Exercise directions – The answer must be an exact copy of every record.

Data extract Block Start

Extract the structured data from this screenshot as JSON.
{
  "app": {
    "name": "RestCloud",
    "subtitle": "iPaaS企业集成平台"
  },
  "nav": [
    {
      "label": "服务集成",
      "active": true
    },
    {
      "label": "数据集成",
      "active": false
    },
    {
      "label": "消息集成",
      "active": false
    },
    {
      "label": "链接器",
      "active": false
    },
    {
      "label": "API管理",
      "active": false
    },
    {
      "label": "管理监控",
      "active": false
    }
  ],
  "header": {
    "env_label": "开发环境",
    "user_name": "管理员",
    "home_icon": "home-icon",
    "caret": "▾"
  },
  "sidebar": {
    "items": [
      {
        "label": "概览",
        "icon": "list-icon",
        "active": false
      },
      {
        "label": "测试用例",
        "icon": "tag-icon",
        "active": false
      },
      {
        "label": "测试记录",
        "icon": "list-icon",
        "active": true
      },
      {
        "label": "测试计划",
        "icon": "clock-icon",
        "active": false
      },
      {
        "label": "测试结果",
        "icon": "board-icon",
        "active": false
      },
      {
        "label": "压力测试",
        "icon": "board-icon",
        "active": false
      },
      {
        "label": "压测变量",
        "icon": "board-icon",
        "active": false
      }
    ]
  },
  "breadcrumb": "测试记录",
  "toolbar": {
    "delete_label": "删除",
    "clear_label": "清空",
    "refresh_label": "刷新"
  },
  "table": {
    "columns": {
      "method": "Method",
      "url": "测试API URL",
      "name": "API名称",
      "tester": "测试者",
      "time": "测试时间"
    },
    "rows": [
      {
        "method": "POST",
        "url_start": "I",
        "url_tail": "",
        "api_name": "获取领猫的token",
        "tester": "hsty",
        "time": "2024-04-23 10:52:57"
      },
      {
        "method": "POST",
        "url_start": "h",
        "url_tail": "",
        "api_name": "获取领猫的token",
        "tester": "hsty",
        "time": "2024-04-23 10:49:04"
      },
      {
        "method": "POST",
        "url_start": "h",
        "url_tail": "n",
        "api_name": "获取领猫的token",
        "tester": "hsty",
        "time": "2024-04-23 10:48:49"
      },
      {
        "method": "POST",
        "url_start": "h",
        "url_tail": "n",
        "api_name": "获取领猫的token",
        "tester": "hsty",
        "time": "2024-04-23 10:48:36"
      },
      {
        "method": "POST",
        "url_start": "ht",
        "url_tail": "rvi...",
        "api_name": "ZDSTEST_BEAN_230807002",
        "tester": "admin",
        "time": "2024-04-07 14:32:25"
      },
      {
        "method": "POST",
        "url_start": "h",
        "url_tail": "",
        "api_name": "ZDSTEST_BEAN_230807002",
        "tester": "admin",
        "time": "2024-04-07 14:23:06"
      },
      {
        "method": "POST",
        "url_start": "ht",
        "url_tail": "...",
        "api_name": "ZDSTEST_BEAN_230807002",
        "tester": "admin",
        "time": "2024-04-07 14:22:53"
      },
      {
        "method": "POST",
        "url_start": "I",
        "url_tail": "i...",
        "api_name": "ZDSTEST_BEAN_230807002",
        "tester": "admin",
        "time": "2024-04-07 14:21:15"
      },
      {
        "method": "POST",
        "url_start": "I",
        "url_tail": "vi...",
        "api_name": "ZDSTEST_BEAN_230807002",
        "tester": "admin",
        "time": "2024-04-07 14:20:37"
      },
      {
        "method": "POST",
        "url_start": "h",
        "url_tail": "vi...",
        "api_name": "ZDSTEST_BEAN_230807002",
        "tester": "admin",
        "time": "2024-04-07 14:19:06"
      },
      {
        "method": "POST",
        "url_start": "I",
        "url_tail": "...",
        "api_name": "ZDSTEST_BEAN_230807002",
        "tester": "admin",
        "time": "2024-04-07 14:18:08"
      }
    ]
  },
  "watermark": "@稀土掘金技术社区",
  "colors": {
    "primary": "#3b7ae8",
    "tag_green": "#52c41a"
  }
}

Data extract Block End

Solution to the exercise –
Extract the structured data from this screenshot as JSON.
{
  "app": {
    "name": "RestCloud",
    "subtitle": "iPaaS企业集成平台"
  },
  "nav": [
    {
      "label": "服务集成",
      "active": true
    },
    {
      "label": "数据集成",
      "active": false
    },
    {
      "label": "消息集成",
      "active": false
    },
    {
      "label": "链接器",
      "active": false
    },
    {
      "label": "API管理",
      "active": false
    },
    {
      "label": "管理监控",
      "active": false
    }
  ],
  "header": {
    "env_label": "开发环境",
    "user_name": "管理员",
    "home_icon": "home-icon",
    "caret": "▾"
  },
  "sidebar": {
    "items": [
      {
        "label": "概览",
        "icon": "list-icon",
        "active": false
      },
      {
        "label": "测试用例",
        "icon": "tag-icon",
        "active": false
      },
      {
        "label": "测试记录",
        "icon": "list-icon",
        "active": true
      },
      {
        "label": "测试计划",
        "icon": "clock-icon",
        "active": false
      },
      {
        "label": "测试结果",
        "icon": "board-icon",
        "active": false
      },
      {
        "label": "压力测试",
        "icon": "board-icon",
        "active": false
      },
      {
        "label": "压测变量",
        "icon": "board-icon",
        "active": false
      }
    ]
  },
  "breadcrumb": "测试记录",
  "toolbar": {
    "delete_label": "删除",
    "clear_label": "清空",
    "refresh_label": "刷新"
  },
  "table": {
    "columns": {
      "method": "Method",
      "url": "测试API URL",
      "name": "API名称",
      "tester": "测试者",
      "time": "测试时间"
    },
    "rows": [
      {
        "method": "POST",
        "url_start": "I",
        "url_tail": "",
        "api_name": "获取领猫的token",
        "tester": "hsty",
        "time": "2024-04-23 10:52:57"
      },
      {
        "method": "POST",
        "url_start": "h",
        "url_tail": "",
        "api_name": "获取领猫的token",
        "tester": "hsty",
        "time": "2024-04-23 10:49:04"
      },
      {
        "method": "POST",
        "url_start": "h",
        "url_tail": "n",
        "api_name": "获取领猫的token",
        "tester": "hsty",
        "time": "2024-04-23 10:48:49"
      },
      {
        "method": "POST",
        "url_start": "h",
        "url_tail": "n",
        "api_name": "获取领猫的token",
        "tester": "hsty",
        "time": "2024-04-23 10:48:36"
      },
      {
        "method": "POST",
        "url_start": "ht",
        "url_tail": "rvi...",
        "api_name": "ZDSTEST_BEAN_230807002",
        "tester": "admin",
        "time": "2024-04-07 14:32:25"
      },
      {
        "method": "POST",
        "url_start": "h",
        "url_tail": "",
        "api_name": "ZDSTEST_BEAN_230807002",
        "tester": "admin",
        "time": "2024-04-07 14:23:06"
      },
      {
        "method": "POST",
        "url_start": "ht",
        "url_tail": "...",
        "api_name": "ZDSTEST_BEAN_230807002",
        "tester": "admin",
        "time": "2024-04-07 14:22:53"
      },
      {
        "method": "POST",
        "url_start": "I",
        "url_tail": "i...",
        "api_name": "ZDSTEST_BEAN_230807002",
        "tester": "admin",
        "time": "2024-04-07 14:21:15"
      },
      {
        "method": "POST",
        "url_start": "I",
        "url_tail": "vi...",
        "api_name": "ZDSTEST_BEAN_230807002",
        "tester": "admin",
        "time": "2024-04-07 14:20:37"
      },
      {
        "method": "POST",
        "url_start": "h",
        "url_tail": "vi...",
        "api_name": "ZDSTEST_BEAN_230807002",
        "tester": "admin",
        "time": "2024-04-07 14:19:06"
      },
      {
        "method": "POST",
        "url_start": "I",
        "url_tail": "...",
        "api_name": "ZDSTEST_BEAN_230807002",
        "tester": "admin",
        "time": "2024-04-07 14:18:08"
      }
    ]
  },
  "watermark": "@稀土掘金技术社区",
  "colors": {
    "primary": "#3b7ae8",
    "tag_green": "#52c41a"
  }
}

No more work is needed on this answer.